Textile Society of America


Date of this Version



Crosscurrents: Land, Labor, and the Port. Textile Society of America's 15th Biennial Symposium. Savannah. GA. October 19-23. 2016.


Copyright 2016 by Carolina Paz Gana and Lynne M. Jenkins.
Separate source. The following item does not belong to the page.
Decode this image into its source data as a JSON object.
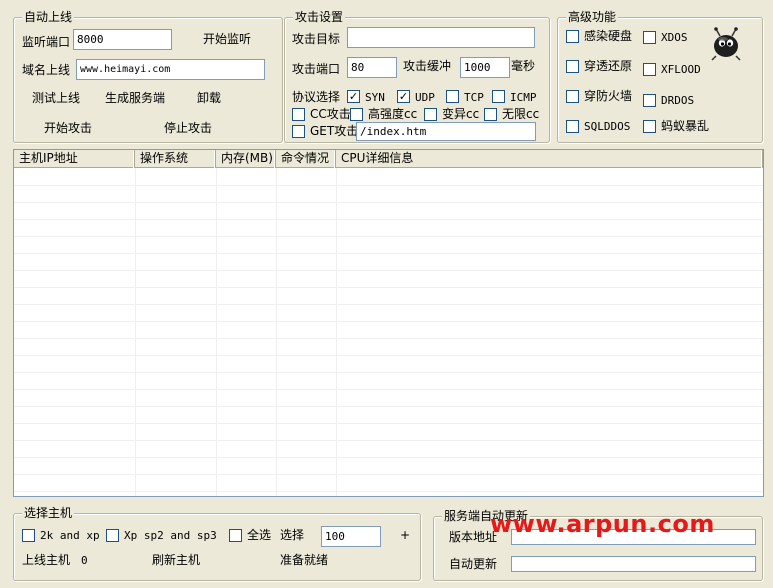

Sewing is traditionally women’s work. Often characterized as homespun, even quaint, it is associated with the domestic sphere. What at first glance may appear charming belies the persuasive ways in which women work with textiles to depict apartheid in South Africa,1 identity,2 forced migration,3 grass roots activism,4 encoded messages,5 and remembrance of murdered and missing indigenous women.6 Perhaps that is why the powers that be are mostly unaware of its subversive potential, and thankfully so, as this potential remains under the radar “sew” to speak while galvanizing those at the margins. How might sewing bring women together in a circle of care, give them a sense of belonging to a larger community that provides hope and meaning while creating the conditions for activism and social justice? Such gatherings of women allow for precisely the confluence of belonging, healing, and resistance. Given their origins, we believe political arpilleras are particularly compelling in this regard. Arpilleras are three-dimensional appliquéd textiles of Latin America that originated in Chile.7 The backing is hessian,8 which translates into arpillera in Spanish. Women stitched onto hessian their everyday lived experiences under the gruesome and oppressive dictatorship of the US-backed coup of Augusto Pinochet, which occurred on September 11, 1973, against the democratically elected government of Salvador Allende.9 So, too, their threads and bits of fabric from the clothing of the “disappeared” allowed them to express what could not be expressed in words. Judith Herman in Trauma and Recovery10 writes that violence against women is a form of terrorism. Women essentially navigate a kind of war zone as part of everyday life. Sexual assault, child abuse, and family violence can only be understood in a sociopolitical context. Herman argues the personal is political. She writes that recovery from interpersonal trauma commonly develops in progressive stages, and she describes a model of recovery for women in which there are three stages. Stage one is safety and stabilization. Stage two is remembrance and mourning, and stage three is reconnection, commonality, and integration. We believe there is great value in women entering the public sphere as a collective to address violence against women systemically when recovering from gender-based violence. Recovery11 is not an individual personal act achieved in isolation but rather a cooperative endeavor linked to a sea change of cultural attitudes, values, and beliefs. Women tap into their potential by evolving into agents of change. In the following, we address an arpillera group program for women survivors of violence at a violence against women organization.